“There is a lot of work that needs to take place and while some of this is already happening, much of it will require a certain amount of support. Getting settlement agreed as close to point of trade as soon as possible is the key thing and new teams will be created to support this,” she adds.
Meanwhile Daniel Carpenter, head of regulation at Meritsoft, says aligning with the CSDR requirements is complex, especially for buyside firms running multiple asset classes across numerous regions covering several systems.
He notes that organisations will need to put in a single fail management system if they are to be able to keep up. “Most custodians and brokerages are being proactive and aiming for a consolidated fail management system,” Carpenter says. adding that while firms may want to use one system, since there are multiple clearing houses with which they must interact, harmonising into any single process is a challenge.
Although postponed, the CSDR regime will come into force, and it needs to if there is to be confidence in the industry at this fundamental level. However, the delay looks like it will ensure the regulations do not come with a damaging set of unintended consequences which serve to undermine investors confidence and leave the whole regime proving counterproductive.
Stakeholders seem confident that the issues surrounding buy-ins will be resolved adequately but there is an awful lot to do before February. “I think that CSDR will achieve what it is meant to do but that will come down to an agreement between the regulators and industry that doesn’t result in a massive disruption to market,” says Hanes. “Right now, what is on the table is disruptive and there is consensus that [CSDR regulation] will impact liquidity.”
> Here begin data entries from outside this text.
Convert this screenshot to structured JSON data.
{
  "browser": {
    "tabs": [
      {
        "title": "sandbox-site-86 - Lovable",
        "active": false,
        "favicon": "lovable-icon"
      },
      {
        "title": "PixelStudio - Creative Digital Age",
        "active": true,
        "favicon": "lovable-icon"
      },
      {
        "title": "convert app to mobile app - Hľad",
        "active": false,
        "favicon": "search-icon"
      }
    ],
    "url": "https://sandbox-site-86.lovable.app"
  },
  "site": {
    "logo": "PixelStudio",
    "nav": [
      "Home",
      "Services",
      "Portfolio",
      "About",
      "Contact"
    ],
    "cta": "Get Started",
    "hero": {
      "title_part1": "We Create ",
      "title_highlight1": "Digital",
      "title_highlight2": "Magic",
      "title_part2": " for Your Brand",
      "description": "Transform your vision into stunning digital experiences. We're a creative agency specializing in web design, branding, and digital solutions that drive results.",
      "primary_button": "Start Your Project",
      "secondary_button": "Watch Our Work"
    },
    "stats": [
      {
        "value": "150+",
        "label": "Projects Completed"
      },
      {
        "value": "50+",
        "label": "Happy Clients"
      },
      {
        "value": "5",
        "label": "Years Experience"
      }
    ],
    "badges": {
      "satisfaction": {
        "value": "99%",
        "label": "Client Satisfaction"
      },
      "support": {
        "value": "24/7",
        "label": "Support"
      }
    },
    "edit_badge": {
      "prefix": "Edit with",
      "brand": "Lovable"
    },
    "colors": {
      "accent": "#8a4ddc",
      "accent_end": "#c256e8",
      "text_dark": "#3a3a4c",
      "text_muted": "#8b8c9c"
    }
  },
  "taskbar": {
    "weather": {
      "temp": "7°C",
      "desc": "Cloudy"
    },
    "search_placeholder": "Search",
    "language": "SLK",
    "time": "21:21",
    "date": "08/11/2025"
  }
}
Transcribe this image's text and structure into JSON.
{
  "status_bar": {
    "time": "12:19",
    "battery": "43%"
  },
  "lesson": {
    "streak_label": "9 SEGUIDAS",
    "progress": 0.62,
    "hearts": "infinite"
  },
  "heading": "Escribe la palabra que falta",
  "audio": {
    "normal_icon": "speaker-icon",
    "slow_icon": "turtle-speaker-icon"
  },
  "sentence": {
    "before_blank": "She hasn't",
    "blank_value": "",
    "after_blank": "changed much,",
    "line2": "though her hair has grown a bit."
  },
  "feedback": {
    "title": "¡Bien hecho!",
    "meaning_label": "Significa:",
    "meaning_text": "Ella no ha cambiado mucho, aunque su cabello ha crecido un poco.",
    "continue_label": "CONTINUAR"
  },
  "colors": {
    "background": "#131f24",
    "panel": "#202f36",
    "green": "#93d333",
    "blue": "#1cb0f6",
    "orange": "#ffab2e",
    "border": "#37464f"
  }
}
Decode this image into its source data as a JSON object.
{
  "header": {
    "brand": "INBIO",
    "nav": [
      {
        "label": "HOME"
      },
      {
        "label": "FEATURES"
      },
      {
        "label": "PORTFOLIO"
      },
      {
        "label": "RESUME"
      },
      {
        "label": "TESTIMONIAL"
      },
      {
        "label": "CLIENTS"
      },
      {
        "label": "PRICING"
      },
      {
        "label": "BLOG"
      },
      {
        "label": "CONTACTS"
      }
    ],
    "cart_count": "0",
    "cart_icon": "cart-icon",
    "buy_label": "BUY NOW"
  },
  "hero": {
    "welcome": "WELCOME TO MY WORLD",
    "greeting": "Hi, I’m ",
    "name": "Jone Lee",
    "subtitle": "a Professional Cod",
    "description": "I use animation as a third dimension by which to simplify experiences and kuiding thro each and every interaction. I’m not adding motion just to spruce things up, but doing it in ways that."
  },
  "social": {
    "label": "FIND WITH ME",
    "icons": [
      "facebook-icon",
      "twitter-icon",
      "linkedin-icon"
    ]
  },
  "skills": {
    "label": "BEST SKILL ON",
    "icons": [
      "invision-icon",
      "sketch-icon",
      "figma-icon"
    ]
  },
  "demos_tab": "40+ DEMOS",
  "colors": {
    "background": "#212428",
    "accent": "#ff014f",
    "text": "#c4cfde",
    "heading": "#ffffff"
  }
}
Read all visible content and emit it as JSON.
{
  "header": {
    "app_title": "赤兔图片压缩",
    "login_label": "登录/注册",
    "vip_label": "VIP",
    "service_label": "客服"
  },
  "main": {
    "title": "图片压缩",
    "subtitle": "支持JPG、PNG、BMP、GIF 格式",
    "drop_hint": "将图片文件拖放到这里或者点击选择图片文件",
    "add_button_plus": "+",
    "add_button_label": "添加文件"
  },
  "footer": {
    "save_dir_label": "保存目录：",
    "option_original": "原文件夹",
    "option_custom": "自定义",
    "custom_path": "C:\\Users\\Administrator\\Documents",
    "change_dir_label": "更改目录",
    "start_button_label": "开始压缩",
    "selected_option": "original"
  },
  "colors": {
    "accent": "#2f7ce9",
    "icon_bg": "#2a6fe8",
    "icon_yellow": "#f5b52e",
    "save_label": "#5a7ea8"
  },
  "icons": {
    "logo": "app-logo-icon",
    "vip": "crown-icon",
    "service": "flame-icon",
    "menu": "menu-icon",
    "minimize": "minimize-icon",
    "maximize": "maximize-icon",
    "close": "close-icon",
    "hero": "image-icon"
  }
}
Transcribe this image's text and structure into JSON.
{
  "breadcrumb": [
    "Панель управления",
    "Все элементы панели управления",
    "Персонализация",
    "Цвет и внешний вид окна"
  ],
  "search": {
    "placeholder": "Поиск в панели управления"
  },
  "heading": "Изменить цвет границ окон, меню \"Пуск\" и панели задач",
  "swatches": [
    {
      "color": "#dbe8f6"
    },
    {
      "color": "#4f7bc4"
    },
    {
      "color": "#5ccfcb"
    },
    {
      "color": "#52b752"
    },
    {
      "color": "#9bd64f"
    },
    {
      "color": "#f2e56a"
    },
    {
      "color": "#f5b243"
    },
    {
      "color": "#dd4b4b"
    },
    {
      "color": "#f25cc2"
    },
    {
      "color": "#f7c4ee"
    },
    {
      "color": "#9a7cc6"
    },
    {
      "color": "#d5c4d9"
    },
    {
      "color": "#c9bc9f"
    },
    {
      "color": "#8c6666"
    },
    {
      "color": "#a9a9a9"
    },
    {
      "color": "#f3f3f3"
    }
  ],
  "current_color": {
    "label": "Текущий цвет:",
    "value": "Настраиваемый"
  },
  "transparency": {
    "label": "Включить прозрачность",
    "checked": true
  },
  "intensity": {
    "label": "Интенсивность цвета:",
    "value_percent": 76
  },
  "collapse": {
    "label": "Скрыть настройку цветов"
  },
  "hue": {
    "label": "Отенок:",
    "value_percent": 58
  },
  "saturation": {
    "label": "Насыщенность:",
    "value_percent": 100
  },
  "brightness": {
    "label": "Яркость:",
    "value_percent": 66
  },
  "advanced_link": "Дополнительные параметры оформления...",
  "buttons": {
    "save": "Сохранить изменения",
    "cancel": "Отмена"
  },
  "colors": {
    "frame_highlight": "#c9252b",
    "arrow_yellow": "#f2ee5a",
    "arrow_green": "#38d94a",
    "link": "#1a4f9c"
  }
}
Ultimately the settlements industry already has the tools and the will to get this robust regime in place. As McKelvey says: “Improving settlements is a good thing. The electronification is there and we have the tools to improve all these issues. We should be leveraging them and [CSDR] will move us towards that.”
What matters now is that the industry continues to keep the momentum going while authorities lend a sympathetic ear to the concerns from those on the front line. And – global health crises aside – CSDR could yet serve its purpose.